» **Description of the task**:
Lines of the records that hold the word "简单直观" are to be counted; give the number and nothing more.

» **Given data**:
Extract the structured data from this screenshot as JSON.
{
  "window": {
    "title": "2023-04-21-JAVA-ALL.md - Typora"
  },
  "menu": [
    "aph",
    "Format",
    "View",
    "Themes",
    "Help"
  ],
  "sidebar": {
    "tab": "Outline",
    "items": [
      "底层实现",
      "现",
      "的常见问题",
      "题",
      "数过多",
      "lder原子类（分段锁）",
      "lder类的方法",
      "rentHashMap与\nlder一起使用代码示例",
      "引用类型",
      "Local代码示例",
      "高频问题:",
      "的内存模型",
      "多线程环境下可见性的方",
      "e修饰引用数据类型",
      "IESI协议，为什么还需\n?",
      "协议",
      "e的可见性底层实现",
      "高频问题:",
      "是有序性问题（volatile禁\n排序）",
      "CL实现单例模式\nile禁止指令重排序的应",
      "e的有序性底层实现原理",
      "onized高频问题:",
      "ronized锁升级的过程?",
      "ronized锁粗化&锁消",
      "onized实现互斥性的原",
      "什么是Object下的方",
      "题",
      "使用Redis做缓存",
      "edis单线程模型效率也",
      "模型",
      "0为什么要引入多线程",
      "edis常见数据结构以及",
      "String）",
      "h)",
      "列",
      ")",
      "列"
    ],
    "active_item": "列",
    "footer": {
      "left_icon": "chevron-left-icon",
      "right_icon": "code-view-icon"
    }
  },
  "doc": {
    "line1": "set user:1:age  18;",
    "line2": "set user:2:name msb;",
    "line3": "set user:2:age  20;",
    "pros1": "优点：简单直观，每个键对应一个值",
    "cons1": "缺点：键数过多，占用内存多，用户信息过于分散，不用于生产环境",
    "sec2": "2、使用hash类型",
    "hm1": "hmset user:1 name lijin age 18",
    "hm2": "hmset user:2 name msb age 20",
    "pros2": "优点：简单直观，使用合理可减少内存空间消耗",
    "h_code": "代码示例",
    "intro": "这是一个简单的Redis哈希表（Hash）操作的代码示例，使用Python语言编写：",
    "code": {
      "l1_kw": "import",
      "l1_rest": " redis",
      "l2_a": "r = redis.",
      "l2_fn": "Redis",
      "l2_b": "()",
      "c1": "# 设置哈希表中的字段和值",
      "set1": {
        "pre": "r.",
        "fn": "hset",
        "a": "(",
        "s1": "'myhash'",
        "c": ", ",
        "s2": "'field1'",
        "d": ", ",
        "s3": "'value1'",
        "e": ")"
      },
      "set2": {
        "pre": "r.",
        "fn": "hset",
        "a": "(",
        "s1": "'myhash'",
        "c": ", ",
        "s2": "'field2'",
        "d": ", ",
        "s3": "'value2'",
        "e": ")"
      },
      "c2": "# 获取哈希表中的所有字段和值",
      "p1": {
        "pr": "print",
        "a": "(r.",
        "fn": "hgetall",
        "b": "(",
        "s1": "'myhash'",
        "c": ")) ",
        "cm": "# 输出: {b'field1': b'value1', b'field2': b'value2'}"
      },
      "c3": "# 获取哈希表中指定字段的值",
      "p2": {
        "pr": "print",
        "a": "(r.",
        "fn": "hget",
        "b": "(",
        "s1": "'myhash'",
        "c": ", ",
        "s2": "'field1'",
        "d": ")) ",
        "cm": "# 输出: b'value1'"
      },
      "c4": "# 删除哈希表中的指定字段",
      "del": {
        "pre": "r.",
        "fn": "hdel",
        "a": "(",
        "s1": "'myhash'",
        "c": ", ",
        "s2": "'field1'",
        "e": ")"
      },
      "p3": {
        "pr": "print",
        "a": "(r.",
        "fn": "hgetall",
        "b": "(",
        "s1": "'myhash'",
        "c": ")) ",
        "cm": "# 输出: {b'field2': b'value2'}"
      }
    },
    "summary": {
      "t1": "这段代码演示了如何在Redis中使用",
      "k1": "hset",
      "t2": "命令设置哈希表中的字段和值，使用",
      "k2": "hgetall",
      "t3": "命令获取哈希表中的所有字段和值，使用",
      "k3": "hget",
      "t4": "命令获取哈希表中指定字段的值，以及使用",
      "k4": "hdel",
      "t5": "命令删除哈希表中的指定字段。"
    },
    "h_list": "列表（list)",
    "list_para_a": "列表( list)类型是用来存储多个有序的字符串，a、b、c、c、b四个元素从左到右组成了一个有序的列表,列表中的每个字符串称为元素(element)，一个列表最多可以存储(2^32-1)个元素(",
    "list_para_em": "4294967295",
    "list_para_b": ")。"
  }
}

» **Answer space**:
2